— Assignment —
Go through the lines below and copy any that hold the string "JSON".

---------- Data supplied ----------

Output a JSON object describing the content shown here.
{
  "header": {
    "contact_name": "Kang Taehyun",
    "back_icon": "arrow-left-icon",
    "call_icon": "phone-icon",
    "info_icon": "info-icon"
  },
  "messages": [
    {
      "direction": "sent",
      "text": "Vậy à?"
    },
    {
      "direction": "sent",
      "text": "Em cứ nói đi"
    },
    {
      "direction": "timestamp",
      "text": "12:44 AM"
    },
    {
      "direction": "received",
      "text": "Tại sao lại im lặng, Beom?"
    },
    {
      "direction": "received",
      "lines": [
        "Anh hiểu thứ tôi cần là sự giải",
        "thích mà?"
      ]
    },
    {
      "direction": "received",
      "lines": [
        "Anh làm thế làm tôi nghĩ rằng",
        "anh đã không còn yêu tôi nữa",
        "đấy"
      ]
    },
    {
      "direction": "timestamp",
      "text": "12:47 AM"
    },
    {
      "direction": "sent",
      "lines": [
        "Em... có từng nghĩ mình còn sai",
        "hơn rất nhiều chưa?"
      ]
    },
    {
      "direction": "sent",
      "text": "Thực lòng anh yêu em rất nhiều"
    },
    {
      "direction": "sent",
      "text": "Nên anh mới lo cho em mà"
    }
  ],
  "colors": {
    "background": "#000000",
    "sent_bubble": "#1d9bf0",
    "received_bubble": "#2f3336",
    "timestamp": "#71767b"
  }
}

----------
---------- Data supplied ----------

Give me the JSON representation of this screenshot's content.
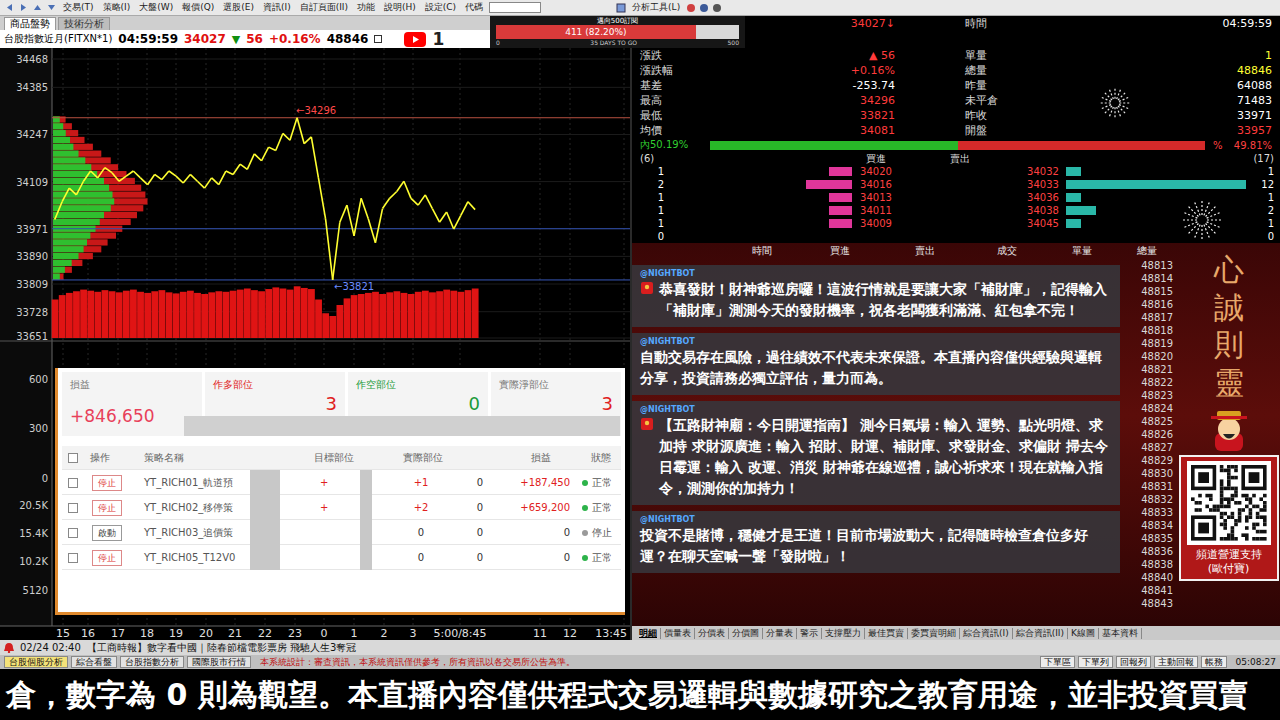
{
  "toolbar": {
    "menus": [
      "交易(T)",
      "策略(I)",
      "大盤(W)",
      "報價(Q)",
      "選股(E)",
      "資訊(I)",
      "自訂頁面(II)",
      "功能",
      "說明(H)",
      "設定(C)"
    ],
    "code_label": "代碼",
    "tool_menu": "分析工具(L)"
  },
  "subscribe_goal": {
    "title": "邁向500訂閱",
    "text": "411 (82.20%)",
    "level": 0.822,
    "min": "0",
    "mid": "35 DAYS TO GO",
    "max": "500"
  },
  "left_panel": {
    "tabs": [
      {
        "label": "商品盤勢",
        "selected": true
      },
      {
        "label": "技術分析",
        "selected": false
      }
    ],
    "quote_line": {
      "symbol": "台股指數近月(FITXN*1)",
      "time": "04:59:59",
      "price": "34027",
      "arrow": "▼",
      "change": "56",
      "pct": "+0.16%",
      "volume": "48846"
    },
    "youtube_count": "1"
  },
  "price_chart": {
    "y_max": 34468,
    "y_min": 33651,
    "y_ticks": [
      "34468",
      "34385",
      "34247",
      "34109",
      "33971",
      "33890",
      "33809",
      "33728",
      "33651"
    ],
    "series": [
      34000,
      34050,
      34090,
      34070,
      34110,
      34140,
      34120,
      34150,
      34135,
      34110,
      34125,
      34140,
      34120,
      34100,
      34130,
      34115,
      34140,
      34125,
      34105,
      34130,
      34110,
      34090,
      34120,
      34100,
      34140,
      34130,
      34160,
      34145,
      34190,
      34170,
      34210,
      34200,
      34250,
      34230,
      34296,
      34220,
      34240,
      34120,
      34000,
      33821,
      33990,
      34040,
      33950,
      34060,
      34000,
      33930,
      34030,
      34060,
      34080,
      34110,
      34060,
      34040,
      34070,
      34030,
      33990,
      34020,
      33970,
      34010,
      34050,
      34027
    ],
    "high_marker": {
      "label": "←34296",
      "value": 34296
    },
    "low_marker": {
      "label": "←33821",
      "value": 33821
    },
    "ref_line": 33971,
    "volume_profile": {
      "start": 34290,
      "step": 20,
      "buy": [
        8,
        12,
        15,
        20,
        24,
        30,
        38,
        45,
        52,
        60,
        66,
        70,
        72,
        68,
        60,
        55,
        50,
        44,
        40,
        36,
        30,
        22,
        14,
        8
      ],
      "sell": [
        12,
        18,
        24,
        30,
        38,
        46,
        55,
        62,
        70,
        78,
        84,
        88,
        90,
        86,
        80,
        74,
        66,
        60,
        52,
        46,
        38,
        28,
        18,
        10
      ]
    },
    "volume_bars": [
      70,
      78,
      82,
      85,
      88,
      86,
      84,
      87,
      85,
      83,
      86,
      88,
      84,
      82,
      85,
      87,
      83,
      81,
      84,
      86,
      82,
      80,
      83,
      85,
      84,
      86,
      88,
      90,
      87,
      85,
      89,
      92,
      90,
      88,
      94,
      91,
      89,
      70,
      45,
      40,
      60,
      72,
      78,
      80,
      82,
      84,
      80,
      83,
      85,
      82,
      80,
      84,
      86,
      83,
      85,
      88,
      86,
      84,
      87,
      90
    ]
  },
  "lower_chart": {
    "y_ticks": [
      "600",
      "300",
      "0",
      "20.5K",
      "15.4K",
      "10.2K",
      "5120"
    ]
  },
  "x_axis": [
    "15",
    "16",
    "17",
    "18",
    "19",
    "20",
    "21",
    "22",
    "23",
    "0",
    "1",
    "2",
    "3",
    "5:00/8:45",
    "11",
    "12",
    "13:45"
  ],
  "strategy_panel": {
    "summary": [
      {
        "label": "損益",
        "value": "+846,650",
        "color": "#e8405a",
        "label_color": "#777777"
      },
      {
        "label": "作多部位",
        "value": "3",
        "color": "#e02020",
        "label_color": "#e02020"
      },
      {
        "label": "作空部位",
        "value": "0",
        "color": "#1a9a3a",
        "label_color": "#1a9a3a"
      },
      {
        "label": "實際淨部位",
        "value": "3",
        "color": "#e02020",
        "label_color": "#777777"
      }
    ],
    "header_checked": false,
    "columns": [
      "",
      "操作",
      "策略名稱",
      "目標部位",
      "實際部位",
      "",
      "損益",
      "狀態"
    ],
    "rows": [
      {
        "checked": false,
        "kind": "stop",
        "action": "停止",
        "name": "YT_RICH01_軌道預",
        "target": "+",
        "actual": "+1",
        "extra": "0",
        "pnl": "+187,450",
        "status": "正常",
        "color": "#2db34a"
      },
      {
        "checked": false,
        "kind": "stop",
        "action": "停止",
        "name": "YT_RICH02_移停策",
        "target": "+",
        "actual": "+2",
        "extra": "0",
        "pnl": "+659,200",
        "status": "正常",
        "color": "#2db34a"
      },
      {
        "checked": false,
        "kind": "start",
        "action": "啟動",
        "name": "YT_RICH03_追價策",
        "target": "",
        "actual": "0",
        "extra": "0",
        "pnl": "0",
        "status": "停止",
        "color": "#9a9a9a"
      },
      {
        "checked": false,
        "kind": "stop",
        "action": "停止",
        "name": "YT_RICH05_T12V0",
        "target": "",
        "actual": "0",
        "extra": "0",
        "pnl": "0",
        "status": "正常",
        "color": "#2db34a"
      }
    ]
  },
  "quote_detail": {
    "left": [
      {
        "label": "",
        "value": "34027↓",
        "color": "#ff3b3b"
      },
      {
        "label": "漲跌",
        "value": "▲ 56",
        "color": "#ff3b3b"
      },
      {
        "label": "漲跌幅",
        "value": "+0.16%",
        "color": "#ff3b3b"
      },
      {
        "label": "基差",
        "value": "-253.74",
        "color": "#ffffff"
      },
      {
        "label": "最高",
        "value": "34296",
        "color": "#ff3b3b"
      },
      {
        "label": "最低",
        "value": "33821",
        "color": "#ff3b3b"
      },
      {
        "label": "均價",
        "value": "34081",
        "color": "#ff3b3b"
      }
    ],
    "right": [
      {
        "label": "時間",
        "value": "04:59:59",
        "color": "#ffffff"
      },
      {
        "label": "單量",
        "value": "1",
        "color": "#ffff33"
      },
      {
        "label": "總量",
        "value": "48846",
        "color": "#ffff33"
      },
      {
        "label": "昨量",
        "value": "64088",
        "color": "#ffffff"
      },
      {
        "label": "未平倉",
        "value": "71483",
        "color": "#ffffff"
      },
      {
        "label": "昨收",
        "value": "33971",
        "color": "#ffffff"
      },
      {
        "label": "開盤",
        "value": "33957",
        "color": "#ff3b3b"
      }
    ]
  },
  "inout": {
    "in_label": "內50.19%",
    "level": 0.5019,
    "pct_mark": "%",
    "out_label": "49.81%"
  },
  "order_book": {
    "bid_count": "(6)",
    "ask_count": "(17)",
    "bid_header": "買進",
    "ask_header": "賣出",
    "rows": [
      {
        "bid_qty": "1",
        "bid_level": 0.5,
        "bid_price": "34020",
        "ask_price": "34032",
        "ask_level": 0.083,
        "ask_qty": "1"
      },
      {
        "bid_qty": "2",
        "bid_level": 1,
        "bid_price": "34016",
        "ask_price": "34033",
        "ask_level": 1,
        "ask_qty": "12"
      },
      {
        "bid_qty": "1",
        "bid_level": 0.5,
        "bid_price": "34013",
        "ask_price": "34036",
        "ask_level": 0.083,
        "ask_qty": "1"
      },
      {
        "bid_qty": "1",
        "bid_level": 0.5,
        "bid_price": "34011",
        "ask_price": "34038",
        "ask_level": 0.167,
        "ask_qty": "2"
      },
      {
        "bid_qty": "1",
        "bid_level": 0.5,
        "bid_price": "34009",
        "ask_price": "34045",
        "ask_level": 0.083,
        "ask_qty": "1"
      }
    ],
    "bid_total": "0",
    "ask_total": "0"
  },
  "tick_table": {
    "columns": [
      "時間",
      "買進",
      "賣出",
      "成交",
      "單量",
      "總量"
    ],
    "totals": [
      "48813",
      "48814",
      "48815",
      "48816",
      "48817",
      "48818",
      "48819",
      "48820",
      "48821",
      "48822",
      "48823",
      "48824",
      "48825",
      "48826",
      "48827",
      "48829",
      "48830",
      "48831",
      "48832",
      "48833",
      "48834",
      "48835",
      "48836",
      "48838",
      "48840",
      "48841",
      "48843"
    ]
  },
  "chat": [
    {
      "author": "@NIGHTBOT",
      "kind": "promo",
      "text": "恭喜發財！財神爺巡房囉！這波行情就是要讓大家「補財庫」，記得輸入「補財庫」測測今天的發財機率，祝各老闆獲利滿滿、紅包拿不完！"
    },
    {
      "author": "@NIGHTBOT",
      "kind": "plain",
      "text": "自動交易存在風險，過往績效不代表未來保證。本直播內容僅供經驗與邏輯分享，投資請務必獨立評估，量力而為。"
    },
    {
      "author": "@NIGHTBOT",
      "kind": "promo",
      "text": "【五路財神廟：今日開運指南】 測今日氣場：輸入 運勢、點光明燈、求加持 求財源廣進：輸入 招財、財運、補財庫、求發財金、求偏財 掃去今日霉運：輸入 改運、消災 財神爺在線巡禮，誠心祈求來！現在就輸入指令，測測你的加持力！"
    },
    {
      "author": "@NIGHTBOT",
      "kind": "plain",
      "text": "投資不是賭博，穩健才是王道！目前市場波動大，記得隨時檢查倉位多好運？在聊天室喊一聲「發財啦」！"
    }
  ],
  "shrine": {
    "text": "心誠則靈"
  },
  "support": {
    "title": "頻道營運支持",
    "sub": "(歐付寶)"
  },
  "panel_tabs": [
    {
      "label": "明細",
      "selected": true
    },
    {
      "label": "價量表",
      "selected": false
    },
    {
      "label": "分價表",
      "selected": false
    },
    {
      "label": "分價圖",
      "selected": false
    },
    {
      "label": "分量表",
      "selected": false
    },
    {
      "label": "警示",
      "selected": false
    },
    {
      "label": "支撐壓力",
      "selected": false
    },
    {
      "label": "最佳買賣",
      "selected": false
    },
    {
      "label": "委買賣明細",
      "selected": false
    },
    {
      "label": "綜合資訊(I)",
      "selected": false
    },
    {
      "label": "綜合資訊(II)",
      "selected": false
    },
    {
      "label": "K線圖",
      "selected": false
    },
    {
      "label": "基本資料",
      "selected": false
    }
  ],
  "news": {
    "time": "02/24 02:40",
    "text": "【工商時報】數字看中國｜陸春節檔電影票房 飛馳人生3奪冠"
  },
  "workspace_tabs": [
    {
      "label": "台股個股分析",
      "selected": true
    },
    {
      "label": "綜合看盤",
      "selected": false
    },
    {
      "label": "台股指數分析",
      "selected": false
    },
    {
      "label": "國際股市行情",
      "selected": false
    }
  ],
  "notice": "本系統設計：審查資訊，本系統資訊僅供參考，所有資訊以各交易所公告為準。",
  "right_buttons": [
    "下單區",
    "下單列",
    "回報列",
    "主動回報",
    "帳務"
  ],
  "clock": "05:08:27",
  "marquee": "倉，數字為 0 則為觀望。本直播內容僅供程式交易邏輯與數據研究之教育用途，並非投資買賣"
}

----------

— Solution to the problem —
Output a JSON object describing the content shown here.
Give me the JSON representation of this screenshot's content.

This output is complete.